EXERCISE =
Read through the lines below for the string "может" and copy each one that has it.
EXTRACTED DATA below:
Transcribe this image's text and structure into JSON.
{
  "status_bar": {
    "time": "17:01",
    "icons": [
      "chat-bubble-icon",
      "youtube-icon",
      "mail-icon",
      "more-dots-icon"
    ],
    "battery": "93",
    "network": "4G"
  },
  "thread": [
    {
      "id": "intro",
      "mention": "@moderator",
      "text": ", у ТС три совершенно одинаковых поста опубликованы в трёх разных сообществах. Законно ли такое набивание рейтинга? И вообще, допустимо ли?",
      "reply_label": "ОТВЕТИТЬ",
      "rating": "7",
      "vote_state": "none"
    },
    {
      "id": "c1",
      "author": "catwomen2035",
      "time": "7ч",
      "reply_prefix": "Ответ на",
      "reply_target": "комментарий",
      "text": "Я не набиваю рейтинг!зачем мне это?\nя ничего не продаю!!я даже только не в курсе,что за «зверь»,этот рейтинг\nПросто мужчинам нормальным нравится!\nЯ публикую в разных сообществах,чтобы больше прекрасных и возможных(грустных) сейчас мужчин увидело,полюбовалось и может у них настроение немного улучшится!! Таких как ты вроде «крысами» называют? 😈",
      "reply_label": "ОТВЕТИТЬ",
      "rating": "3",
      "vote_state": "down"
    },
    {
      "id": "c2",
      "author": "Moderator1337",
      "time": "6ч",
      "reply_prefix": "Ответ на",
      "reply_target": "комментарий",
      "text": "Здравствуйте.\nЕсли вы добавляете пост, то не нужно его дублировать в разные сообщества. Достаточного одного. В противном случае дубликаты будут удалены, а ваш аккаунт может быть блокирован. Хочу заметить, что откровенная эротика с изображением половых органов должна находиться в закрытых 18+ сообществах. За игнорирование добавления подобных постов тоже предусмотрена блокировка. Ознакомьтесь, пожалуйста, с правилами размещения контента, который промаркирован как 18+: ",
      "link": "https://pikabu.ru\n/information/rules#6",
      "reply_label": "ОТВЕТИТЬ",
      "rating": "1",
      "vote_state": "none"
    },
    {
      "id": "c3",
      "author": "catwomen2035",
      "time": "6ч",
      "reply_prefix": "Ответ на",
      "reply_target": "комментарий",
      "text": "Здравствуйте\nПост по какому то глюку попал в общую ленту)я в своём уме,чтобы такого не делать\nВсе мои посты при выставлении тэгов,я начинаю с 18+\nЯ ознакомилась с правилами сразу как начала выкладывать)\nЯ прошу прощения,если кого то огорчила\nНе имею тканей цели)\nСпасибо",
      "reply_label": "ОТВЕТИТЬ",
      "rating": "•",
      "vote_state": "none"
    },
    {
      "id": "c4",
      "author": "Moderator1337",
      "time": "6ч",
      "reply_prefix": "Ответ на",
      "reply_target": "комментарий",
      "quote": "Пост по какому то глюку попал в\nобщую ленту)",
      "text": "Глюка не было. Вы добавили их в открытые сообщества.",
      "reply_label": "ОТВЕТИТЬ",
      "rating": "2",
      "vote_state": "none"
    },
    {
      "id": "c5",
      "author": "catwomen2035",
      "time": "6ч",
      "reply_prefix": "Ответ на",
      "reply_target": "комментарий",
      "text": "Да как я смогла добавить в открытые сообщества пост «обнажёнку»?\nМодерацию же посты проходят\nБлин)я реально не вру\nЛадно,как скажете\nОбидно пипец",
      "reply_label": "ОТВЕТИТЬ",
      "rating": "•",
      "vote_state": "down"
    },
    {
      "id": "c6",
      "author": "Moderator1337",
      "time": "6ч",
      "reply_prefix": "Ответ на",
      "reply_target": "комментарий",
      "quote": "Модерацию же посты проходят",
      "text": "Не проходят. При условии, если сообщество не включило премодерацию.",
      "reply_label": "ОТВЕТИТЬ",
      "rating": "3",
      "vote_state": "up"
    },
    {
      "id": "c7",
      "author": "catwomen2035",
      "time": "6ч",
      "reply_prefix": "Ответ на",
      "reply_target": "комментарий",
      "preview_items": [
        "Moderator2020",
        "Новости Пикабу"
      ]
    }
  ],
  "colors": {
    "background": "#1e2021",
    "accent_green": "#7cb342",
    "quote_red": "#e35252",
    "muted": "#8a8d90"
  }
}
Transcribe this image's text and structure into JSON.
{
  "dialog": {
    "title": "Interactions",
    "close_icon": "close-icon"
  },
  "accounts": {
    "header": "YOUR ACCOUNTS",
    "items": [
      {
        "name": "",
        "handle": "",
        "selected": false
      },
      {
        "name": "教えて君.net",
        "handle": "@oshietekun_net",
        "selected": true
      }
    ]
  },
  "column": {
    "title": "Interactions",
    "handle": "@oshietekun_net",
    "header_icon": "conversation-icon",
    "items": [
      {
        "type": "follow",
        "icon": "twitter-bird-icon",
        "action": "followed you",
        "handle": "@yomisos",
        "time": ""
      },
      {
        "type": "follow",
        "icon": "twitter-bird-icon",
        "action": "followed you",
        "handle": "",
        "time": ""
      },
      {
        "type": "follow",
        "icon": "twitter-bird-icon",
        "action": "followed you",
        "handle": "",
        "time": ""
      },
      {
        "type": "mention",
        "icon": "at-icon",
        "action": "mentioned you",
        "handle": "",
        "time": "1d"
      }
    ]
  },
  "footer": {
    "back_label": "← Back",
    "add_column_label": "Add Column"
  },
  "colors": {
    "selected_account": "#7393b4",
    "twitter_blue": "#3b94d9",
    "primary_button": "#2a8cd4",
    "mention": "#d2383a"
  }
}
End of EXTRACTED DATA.
TASK OUTPUT =
      "text": "Я не набиваю рейтинг!зачем мне это?\nя ничего не продаю!!я даже только не в курсе,что за «зверь»,этот рейтинг\nПросто мужчинам нормальным нравится!\nЯ публикую в разных сообществах,чтобы больше прекрасных и возможных(грустных) сейчас мужчин увидело,полюбовалось и может у них настроение немного улучшится!! Таких как ты вроде «крысами» называют? 😈",
      "text": "Здравствуйте.\nЕсли вы добавляете пост, то не нужно его дублировать в разные сообщества. Достаточного одного. В противном случае дубликаты будут удалены, а ваш аккаунт может быть блокирован. Хочу заметить, что откровенная эротика с изображением половых органов должна находиться в закрытых 18+ сообществах. За игнорирование добавления подобных постов тоже предусмотрена блокировка. Ознакомьтесь, пожалуйста, с правилами размещения контента, который промаркирован как 18+: ",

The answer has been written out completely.